New Public Statues: That last column about public sculpture brought gratifying responses from readers, with many nominating other heroes for new statuary.
Names sent in included the physician Dr. Dorothy Brown, attorney George Barrett, the community leaders Francis S. Guess and Nelson Andrews, philanthropists Jane Eskind and Clayton McWhorter, and the U.S. Senators Estes Kefauver and Albert Gore Sr. One reader nominated Brenda Lee, who is still among us.
I would add Jim Fyke. Read on…
Last Sunday, my granddaughter and I loaded up our bikes and spent much of the afternoon at the Shelby Bottoms Greenway. We enjoyed it so much we went to the other side of town on Monday and rode the Richland Creek Greenway trail as far as the clubhouse at McCabe Golf Course.

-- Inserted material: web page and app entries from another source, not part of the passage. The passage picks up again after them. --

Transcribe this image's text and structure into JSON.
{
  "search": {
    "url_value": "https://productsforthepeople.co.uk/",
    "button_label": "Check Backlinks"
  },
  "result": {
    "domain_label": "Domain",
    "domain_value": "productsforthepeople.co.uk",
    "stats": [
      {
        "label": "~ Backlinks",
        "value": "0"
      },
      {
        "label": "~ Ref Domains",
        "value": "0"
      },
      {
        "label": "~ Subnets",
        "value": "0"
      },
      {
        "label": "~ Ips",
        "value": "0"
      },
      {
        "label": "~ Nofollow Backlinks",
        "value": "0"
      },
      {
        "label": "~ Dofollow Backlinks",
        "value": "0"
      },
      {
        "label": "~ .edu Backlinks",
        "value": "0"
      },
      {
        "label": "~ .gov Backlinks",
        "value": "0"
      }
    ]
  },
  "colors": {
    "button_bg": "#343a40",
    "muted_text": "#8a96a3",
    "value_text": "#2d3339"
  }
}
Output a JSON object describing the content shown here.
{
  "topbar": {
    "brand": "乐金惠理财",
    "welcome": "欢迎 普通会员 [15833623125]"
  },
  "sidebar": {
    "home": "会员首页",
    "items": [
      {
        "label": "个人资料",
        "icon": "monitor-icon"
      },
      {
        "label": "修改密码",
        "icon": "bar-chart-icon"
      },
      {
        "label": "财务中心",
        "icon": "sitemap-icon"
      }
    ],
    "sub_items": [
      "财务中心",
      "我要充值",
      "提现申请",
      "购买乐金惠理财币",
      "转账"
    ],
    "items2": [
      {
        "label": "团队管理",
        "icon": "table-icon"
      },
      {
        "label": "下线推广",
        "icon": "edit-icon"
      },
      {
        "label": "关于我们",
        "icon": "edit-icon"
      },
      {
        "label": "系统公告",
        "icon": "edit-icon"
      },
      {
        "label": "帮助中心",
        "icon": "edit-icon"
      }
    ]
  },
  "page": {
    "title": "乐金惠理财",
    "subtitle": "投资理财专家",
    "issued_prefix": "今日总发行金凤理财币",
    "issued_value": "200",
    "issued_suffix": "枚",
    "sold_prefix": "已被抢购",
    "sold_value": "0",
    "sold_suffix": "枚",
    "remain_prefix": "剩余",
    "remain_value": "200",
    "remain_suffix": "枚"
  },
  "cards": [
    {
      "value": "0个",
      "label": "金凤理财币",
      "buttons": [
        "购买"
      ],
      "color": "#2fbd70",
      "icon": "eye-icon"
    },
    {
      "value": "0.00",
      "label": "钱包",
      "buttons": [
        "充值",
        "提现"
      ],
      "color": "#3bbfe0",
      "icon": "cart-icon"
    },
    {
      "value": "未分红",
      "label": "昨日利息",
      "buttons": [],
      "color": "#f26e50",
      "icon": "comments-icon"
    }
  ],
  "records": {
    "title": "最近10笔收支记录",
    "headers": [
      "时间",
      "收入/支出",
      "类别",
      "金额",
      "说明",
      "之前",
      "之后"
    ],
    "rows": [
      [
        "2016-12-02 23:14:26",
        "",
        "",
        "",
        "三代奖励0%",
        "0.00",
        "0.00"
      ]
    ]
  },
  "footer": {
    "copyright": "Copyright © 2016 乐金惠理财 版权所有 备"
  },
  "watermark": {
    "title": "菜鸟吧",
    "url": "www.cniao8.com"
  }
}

My friend Jim, who died in June, was responsible over his long career for much of what Olivia and I enjoyed over Labor Day weekend. He grew up in Old Hickory, but to me Jim’s presence is especially strong at McCabe, one of the most beautiful public courses in America.
He served five mayors over thirty-plus years – Briley, Fulton, Boner, Bredesen, Purcell – nearly all of that time as Director of Metro Parks. One of Jim’s closest colleagues over all that time was Rich Riebeling, now Mayor Megan Barry’s chief operating officer.
“There will never be another like him, and I miss him every day,” Rich told me. “Jim knew parks were evolving. He loved golf and made sure the courses were all good, but his legacy will also be more open spaces and greenways.”
Our diverse parks system today is an astonishing legacy, and we need its peace more than ever. The way the world is, we need quiet places for reflection, to find solace, and make sense of an unraveling world.
As for who deserves statues, when I think of Barnes, Fyke and all those others named above, I recall reading something Plutarch wrote a thousand years ago:
“I had rather men should ask why my statue is not set up, than why it is.”
Keel Hunt is a Tennessean columnist.
Reach him at Keel@TSGNashville.com